Drugs Used in Shock
Let’s go over drugs used in shock: These are all adrenergic drugs, but you’re going to have to learn that each one of these drugs possess different properties. and you have to memorize all of them.
Epinephrine (Adrenalin) has all alpha, beta 1, beta 2 properties.
Alpha property: In the form of an eye drop it decrease intra-ocular pressure. It can also prolong the action of local anesthetic and decrease bleeding because it causes vasoconstriction.
Beta 1: Increase blood pressure in shock. Why would you want it to go up? Cause they’re in shock.
Beta 2: Relieve bronchospasm. Why would you want to bronchodilate a person? An allergic reaction. The most severe is the anaphylactic shock when all their bronchioles constrict and they can’t breathe. So you may be familiar with the Epi Pen for this reason.
Levarterenol (Levophed) has alpha and beta 1 properties.
The alpha property is VERY strong vasoconstriction.
The beta 1 speeds up the heart rate and increases blood pressure. Both are used in shock but the alpha property is too strong. In fact it’s so strong when you look at their feet they turn blue and purple, putting a lot of strain on the heart. So we don’t like the alpha property but we like the beta-1 property of this drug, so we have to add another drug: an alpha blocker. So if you’re a nurse using this drug, you’re titrating two drugs (levarterenol and an alpha blocker) trying to get the blood pressure just right.
Isoproterenol (Isuprel) has beta 1 and beta 2 properties.
Beta 1: Increases blood pressure in shock.
Beta 2: Bronchodilation used for treating asthma.
Dopamine (Intropin) has three properties but one of them we haven’t talked about yet.
We talked about dopamine when we talked about Parkinson’s disease, but there is a dopamine receptor outside the CNS, in the kidney, and when it’s stimulated it causes dilation of the renal artery. Again, we talk about shock. When someone is going into shock, we get a warning about 6 hours ahead of time by seeing that their urine output has dropped. Physiologically, when a person is about to go into shock, what you have are corticosteroids from the adrenal gland getting released and it’s there to protect only two organs in your body: the brain and heart. What happens to blood flow in the rest of the body? Constriction. The renal artery is one of those that get restricted and blood flow to the kidney is being decreased, causing decreased urine output and this can lead to kidney failure. In pre-shock therapy, we know the drug is working if the urine output is increasing.
Beta 1: increasing blood pressure in shock.
Alpha: Very strong vasoconstriction. It’s too strong. Their extremities will turn purple, but this is much easier to deal with than the levarterenol because these properties are infusion rate specific. The higher the infusion rate, the closer it’ll go to the alpha, so you have to keep the infusion rate low. Its dosed by mcg/kg/minute and as long as you keep it lower than 10 mcg/kg/min you won’t activate the alpha property. So we don’t need an alpha blocker in this case.

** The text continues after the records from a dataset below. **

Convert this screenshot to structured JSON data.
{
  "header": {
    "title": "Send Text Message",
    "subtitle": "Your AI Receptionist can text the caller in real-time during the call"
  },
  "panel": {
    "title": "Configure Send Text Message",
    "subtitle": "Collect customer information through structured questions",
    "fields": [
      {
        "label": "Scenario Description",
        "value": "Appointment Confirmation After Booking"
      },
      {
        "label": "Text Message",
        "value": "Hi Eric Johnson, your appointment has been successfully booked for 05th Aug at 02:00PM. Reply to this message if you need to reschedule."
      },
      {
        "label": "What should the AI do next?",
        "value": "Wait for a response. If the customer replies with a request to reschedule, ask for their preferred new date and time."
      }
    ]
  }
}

Dobutamine (Dobutrex) has just the Beta 1 property.
Beta 1: Utilized for cardiogenic shock.
What property do we want to utilize for bronchodilation? Beta 2. Unfortunately we don’t have any beta-2 specific drugs. They also stimulate beta-1 receptors so they’ll get a racing heart rate, shakey, jittery, etc which is all beta-1 spillover. If you want it to be as close to beta-2 specific as possible, you have to give it in the inhaled form because it’s going directly to the lungs and not in the blood stream. There can still be spillover but not as likely.
Albuterol (Ventolin, Proventil) is your rescue inhaler. It means the person can’t breath right now and you need something that will work immediately but the problem with this is that if they overuse this in allergy season, this beta-2 drug becomes a beta-1 drug and their heart races and if they keep using it, they will have a heart attack.
The other inhalers are not for rescue but are used preventively.
- Metaproterenol (Alupent)
- Pirbuterol (Maxair)
- Terbutaline (Brethine, Bricanyl)
- Salmeterol (Serevent)
These specifically target Alpha receptors.
Ophthalmic Decongestants: These constrict the blood vessels in the eye. This is how visine works. There is a warning: You never use this product for over 3 days because then you get rebound congestion and your eyes are redder than before and people get “addicted” to visine.
Nasal decongestant: These constrict the blood vessels in the nasal passages.
We have nasal sprays such as Afrin and you get instantaneous relief but same warning, you can’t use it for more than 3 days otherwise there will be rebound congestion.
There is one other option called psuedoephedrine (Sudafed) which is an oral alpha stimulant and it works as a decongestant indefinitely so if you need it for multiple days or months it’s okay, but you can’t use it with people who have hypertension cause it increases their blood pressure.